* **THE PROBLEM**
Write out every entry exactly as it stands.

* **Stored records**
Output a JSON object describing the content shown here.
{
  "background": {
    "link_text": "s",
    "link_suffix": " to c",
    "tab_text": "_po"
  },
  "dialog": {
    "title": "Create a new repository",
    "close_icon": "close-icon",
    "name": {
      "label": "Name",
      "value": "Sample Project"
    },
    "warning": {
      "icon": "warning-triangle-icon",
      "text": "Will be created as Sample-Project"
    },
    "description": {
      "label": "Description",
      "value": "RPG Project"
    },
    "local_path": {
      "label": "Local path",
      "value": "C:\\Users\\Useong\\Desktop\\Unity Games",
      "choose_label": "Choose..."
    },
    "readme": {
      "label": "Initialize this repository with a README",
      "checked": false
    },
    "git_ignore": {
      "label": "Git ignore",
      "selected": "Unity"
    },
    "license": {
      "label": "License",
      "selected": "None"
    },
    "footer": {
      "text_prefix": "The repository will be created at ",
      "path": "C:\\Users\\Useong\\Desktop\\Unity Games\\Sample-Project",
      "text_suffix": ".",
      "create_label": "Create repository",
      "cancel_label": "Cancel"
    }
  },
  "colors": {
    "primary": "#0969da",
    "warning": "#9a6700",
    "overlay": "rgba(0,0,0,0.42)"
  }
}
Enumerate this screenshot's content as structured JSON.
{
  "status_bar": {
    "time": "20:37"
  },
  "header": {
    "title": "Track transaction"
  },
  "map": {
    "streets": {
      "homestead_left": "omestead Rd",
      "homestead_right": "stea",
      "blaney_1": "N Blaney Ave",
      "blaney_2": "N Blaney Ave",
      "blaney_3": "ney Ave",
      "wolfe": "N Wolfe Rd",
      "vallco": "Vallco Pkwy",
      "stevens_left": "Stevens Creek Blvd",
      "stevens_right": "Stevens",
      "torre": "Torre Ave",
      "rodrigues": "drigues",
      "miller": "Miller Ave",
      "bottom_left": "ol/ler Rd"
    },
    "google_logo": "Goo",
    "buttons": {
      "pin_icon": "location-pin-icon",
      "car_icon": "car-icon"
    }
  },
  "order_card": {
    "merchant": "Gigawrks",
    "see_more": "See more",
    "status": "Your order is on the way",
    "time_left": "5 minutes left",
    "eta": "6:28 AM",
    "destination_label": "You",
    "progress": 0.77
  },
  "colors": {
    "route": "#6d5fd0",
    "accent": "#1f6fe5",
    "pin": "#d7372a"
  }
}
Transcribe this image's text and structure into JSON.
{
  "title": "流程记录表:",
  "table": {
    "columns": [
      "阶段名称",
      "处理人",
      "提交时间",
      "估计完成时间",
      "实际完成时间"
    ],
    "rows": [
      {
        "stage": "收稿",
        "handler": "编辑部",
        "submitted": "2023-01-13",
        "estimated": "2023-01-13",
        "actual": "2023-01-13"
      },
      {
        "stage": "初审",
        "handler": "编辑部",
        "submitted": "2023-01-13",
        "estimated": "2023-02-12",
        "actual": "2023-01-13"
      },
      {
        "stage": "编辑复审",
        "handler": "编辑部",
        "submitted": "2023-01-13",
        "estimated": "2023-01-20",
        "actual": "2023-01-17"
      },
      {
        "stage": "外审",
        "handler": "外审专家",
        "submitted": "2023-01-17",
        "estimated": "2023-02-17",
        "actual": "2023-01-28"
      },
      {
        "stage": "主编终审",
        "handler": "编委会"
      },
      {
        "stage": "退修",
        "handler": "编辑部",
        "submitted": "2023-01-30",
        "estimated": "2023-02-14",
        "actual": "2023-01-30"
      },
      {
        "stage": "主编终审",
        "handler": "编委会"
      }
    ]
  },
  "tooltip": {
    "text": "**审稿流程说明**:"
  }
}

* **RESULT**
Output a JSON object describing the content shown here.
{
  "background": {
    "link_text": "s",
    "link_suffix": " to c",
    "tab_text": "_po"
  },
  "dialog": {
    "title": "Create a new repository",
    "close_icon": "close-icon",
    "name": {
      "label": "Name",
      "value": "Sample Project"
    },
    "warning": {
      "icon": "warning-triangle-icon",
      "text": "Will be created as Sample-Project"
    },
    "description": {
      "label": "Description",
      "value": "RPG Project"
    },
    "local_path": {
      "label": "Local path",
      "value": "C:\\Users\\Useong\\Desktop\\Unity Games",
      "choose_label": "Choose..."
    },
    "readme": {
      "label": "Initialize this repository with a README",
      "checked": false
    },
    "git_ignore": {
      "label": "Git ignore",
      "selected": "Unity"
    },
    "license": {
      "label": "License",
      "selected": "None"
    },
    "footer": {
      "text_prefix": "The repository will be created at ",
      "path": "C:\\Users\\Useong\\Desktop\\Unity Games\\Sample-Project",
      "text_suffix": ".",
      "create_label": "Create repository",
      "cancel_label": "Cancel"
    }
  },
  "colors": {
    "primary": "#0969da",
    "warning": "#9a6700",
    "overlay": "rgba(0,0,0,0.42)"
  }
}
Enumerate this screenshot's content as structured JSON.
{
  "status_bar": {
    "time": "20:37"
  },
  "header": {
    "title": "Track transaction"
  },
  "map": {
    "streets": {
      "homestead_left": "omestead Rd",
      "homestead_right": "stea",
      "blaney_1": "N Blaney Ave",
      "blaney_2": "N Blaney Ave",
      "blaney_3": "ney Ave",
      "wolfe": "N Wolfe Rd",
      "vallco": "Vallco Pkwy",
      "stevens_left": "Stevens Creek Blvd",
      "stevens_right": "Stevens",
      "torre": "Torre Ave",
      "rodrigues": "drigues",
      "miller": "Miller Ave",
      "bottom_left": "ol/ler Rd"
    },
    "google_logo": "Goo",
    "buttons": {
      "pin_icon": "location-pin-icon",
      "car_icon": "car-icon"
    }
  },
  "order_card": {
    "merchant": "Gigawrks",
    "see_more": "See more",
    "status": "Your order is on the way",
    "time_left": "5 minutes left",
    "eta": "6:28 AM",
    "destination_label": "You",
    "progress": 0.77
  },
  "colors": {
    "route": "#6d5fd0",
    "accent": "#1f6fe5",
    "pin": "#d7372a"
  }
}
Transcribe this image's text and structure into JSON.
{
  "title": "流程记录表:",
  "table": {
    "columns": [
      "阶段名称",
      "处理人",
      "提交时间",
      "估计完成时间",
      "实际完成时间"
    ],
    "rows": [
      {
        "stage": "收稿",
        "handler": "编辑部",
        "submitted": "2023-01-13",
        "estimated": "2023-01-13",
        "actual": "2023-01-13"
      },
      {
        "stage": "初审",
        "handler": "编辑部",
        "submitted": "2023-01-13",
        "estimated": "2023-02-12",
        "actual": "2023-01-13"
      },
      {
        "stage": "编辑复审",
        "handler": "编辑部",
        "submitted": "2023-01-13",
        "estimated": "2023-01-20",
        "actual": "2023-01-17"
      },
      {
        "stage": "外审",
        "handler": "外审专家",
        "submitted": "2023-01-17",
        "estimated": "2023-02-17",
        "actual": "2023-01-28"
      },
      {
        "stage": "主编终审",
        "handler": "编委会"
      },
      {
        "stage": "退修",
        "handler": "编辑部",
        "submitted": "2023-01-30",
        "estimated": "2023-02-14",
        "actual": "2023-01-30"
      },
      {
        "stage": "主编终审",
        "handler": "编委会"
      }
    ]
  },
  "tooltip": {
    "text": "**审稿流程说明**:"
  }
}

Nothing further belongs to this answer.